Besieged by journalists over the matter, Mr. Babiš said he was sorry the president had spoken as he did since it had sparked a storm of criticism based on mere speculation. “No crime was committed and I am confident I will not be charged,” he said.
Foreign policy issues topped the agenda of a meeting between President
Miloš Zeman and Prime Minister Andrej Babiš on Monday evening.
Mr. Babiš said the consultations had covered a broad range of issues including a planned summit of Visegrad heads of state in Prague in October, Mr. Babiš‘ participation in the UN General Assembly in New York and the president’s recent visit to Serbia during which Mr. Zeman said he wanted to discuss the possibility of renouncing the Czech recognition of an independent Kosovo with Czech top officials.
Prime Minister Babiš, who said earlier that he saw no reason to change the Czech position on Kosovo, said he had listened to the president‘s arguments and promised that the matter would be put to the country’s top officials at one of the regular meetings held to coordinate foreign policy matters.
The Czech Republic is hosting a summit on Thursday of prime ministers from fellow Visegrad Four countries and their Western Balkan counterparts. Representatives of Kosovo, however, will be conspicuously absent at today’s summit, in the wake of a slew of insults by the Czech head of state this week, who suggested revoking recognition of Kosovo as an independent nation.
President Miloš Zeman has said he does not consider it wise of the Chinese

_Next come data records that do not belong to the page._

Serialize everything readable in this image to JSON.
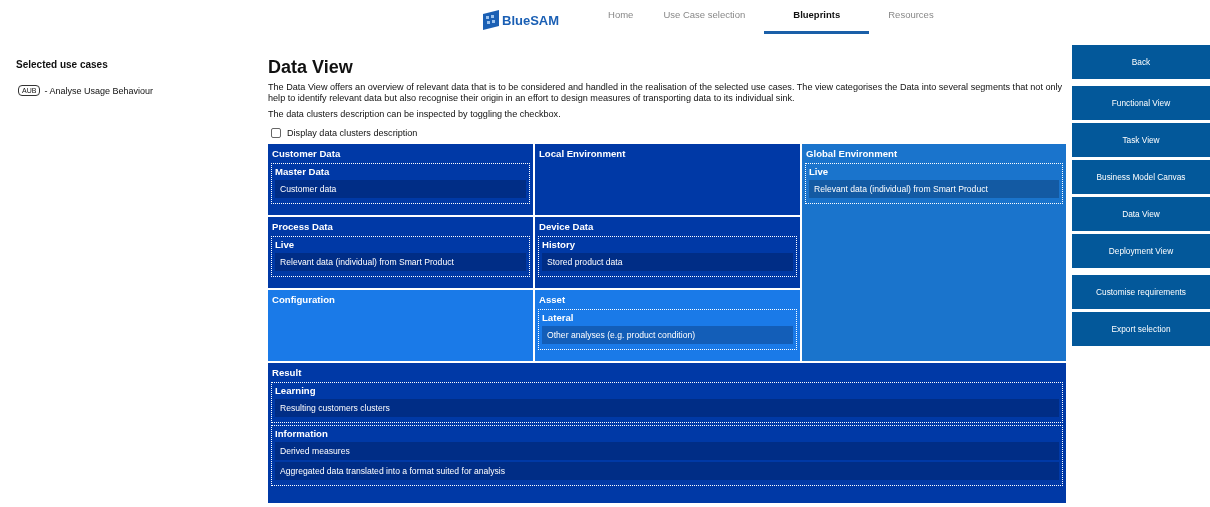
{
  "nav": {
    "logo": "BlueSAM",
    "tabs": [
      {
        "label": "Home",
        "selected": false
      },
      {
        "label": "Use Case selection",
        "selected": false
      },
      {
        "label": "Blueprints",
        "selected": true
      },
      {
        "label": "Resources",
        "selected": false
      }
    ]
  },
  "sidebar": {
    "title": "Selected use cases",
    "items": [
      {
        "badge": "AUB",
        "label": "- Analyse Usage Behaviour"
      }
    ]
  },
  "main": {
    "title": "Data View",
    "description": "The Data View offers an overview of relevant data that is to be considered and handled in the realisation of the selected use cases. The view categorises the Data into several segments that not only help to identify relevant data but also recognise their origin in an effort to design measures of transporting data to its individual sink.",
    "hint": "The data clusters description can be inspected by toggling the checkbox.",
    "checkbox": {
      "label": "Display data clusters description",
      "checked": false
    },
    "clusters": [
      {
        "title": "Customer Data",
        "kind": "cell",
        "color": "#0039a6",
        "groups": [
          {
            "title": "Master Data",
            "items": [
              "Customer data"
            ]
          }
        ]
      },
      {
        "title": "Local Environment",
        "kind": "cell",
        "color": "#0039a6"
      },
      {
        "title": "Global Environment",
        "kind": "tall",
        "color": "#1a74cc",
        "groups": [
          {
            "title": "Live",
            "items": [
              "Relevant data (individual) from Smart Product"
            ]
          }
        ]
      },
      {
        "title": "Process Data",
        "kind": "cell",
        "color": "#0039a6",
        "groups": [
          {
            "title": "Live",
            "items": [
              "Relevant data (individual) from Smart Product"
            ]
          }
        ]
      },
      {
        "title": "Device Data",
        "kind": "cell",
        "color": "#0039a6",
        "groups": [
          {
            "title": "History",
            "items": [
              "Stored product data"
            ]
          }
        ]
      },
      {
        "title": "Configuration",
        "kind": "cell",
        "color": "#1a7ae8"
      },
      {
        "title": "Asset",
        "kind": "cell",
        "color": "#1a7ae8",
        "groups": [
          {
            "title": "Lateral",
            "items": [
              "Other analyses (e.g. product condition)"
            ]
          }
        ]
      },
      {
        "title": "Result",
        "kind": "wide",
        "color": "#0039a6",
        "groups": [
          {
            "title": "Learning",
            "items": [
              "Resulting customers clusters"
            ]
          },
          {
            "title": "Information",
            "items": [
              "Derived measures",
              "Aggregated data translated into a format suited for analysis"
            ]
          }
        ]
      }
    ]
  },
  "actions": [
    [
      "Back"
    ],
    [
      "Functional View",
      "Task View",
      "Business Model Canvas",
      "Data View",
      "Deployment View"
    ],
    [
      "Customise requirements",
      "Export selection"
    ]
  ]
}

authorities to boycott Czech cultural events in China, but that he
understands their reason for doing so.
Speaking on a visit to Belgrade, the Czech head of state, who has made a big effort to further Czech-Chinese ties, said that the mayor of Prague, Zdeněk Hrib, had “sown the wind, and the whole country was now reaping the whirlwind”.

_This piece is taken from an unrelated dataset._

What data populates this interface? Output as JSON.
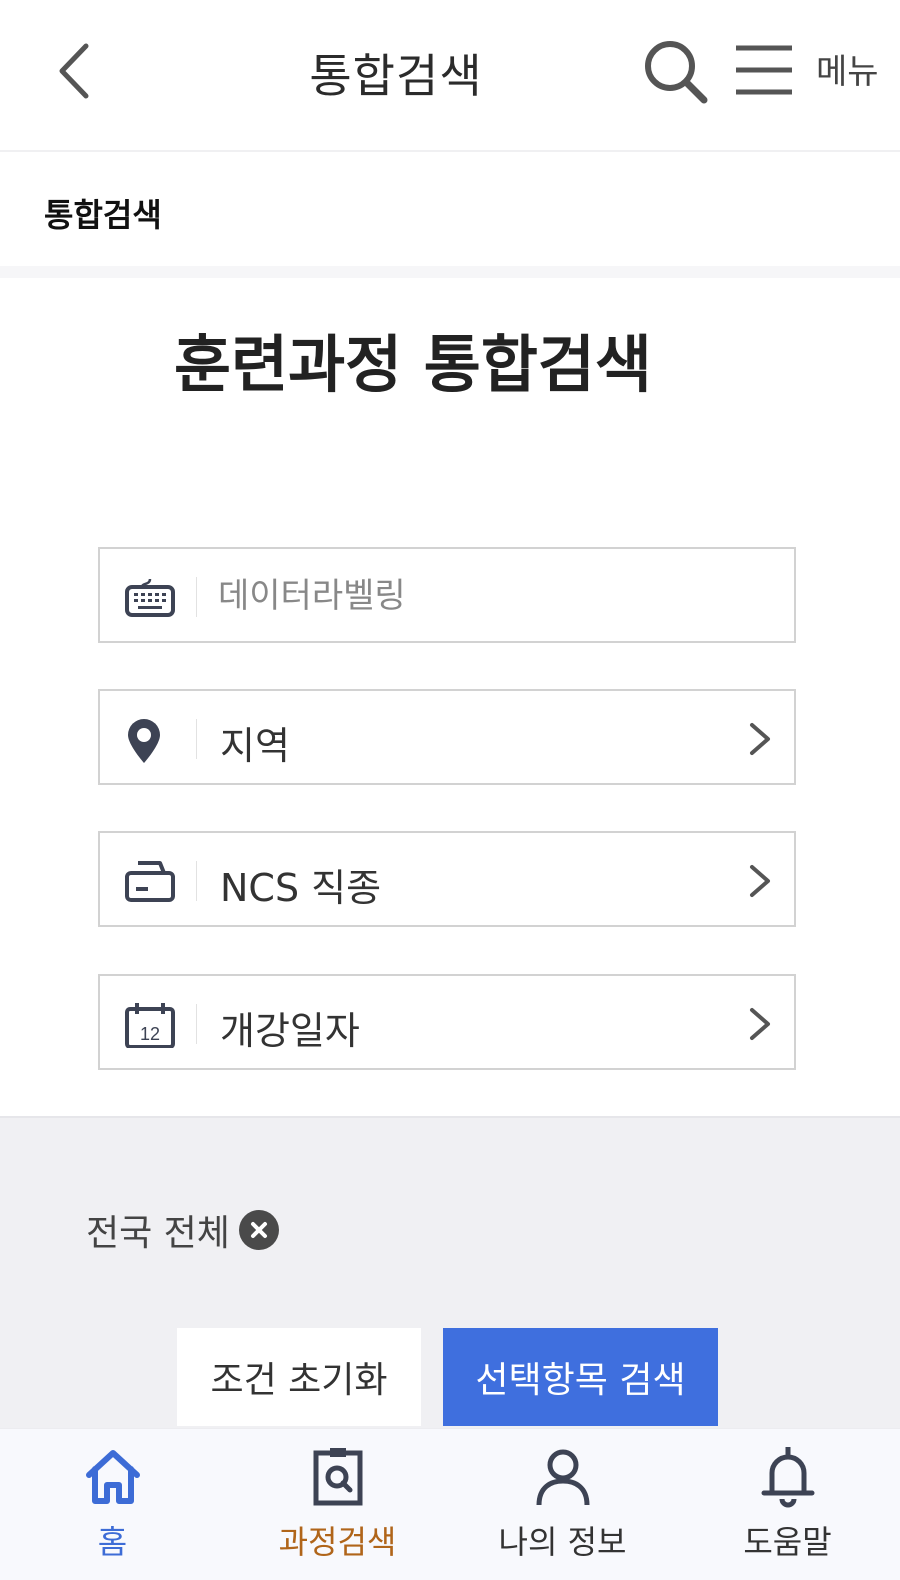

Mr. Zeman said the Prague mayor was clearly under the impression that he could mould his own foreign policy rejecting the principle of “One China” at Prague City Hall, which was not the case.
In 2016 the then Czech government, which under the Czech Constitution is responsible for moulding the country’s foreign policy, set the ground for a more pragmatic policy line in relation to China signing an agreement on bilateral cooperation that pledged to respect the “One China policy.”
President Miloš Zeman has dismissed claims that, during a meeting with
representatives of Ukraine’s Ruthenian community in Prague last week, he
had supported their demand for independence.
Mr. Zeman said such claims, made by some Ruthenian activists, were utter nonsense, and that he had merely expressed the view that decentralization might help alleviate tension in the Transcarpathian region.
He said he meets with Ruthenian representatives because they were part of Czechoslovakia’s history.
The Czech Republic’s ambassador to Ukraine, Radek Matula, was summoned to the Ukrainian Foreign Ministry over the matter.
According to official data there are approximately 10,000 Ruthenians living in this region of Ukraine, but its members, who do not have the status of a minority, say the figures are underrated.
Ukraine considers Ruthenians a pro-Russian colony which threatens the integrity of the country.
Foreign Minister Tomáš Petříček says he sees no reason for a debate on
renouncing the Czech Republic’s recognition of Kosovo’s independence.
He says that such a shift would not be in the interests of Czech security
and the readability of Czech foreign policy. However, he says he will
gladly talk with the president about his opinion.
The statement was given to the Czech News Agency on Wednesday, after President Miloš Zeman said that he wants to discuss the possibility of renouncing the Czech recognition of an independent Kosovo at his next meeting with Czech top officials.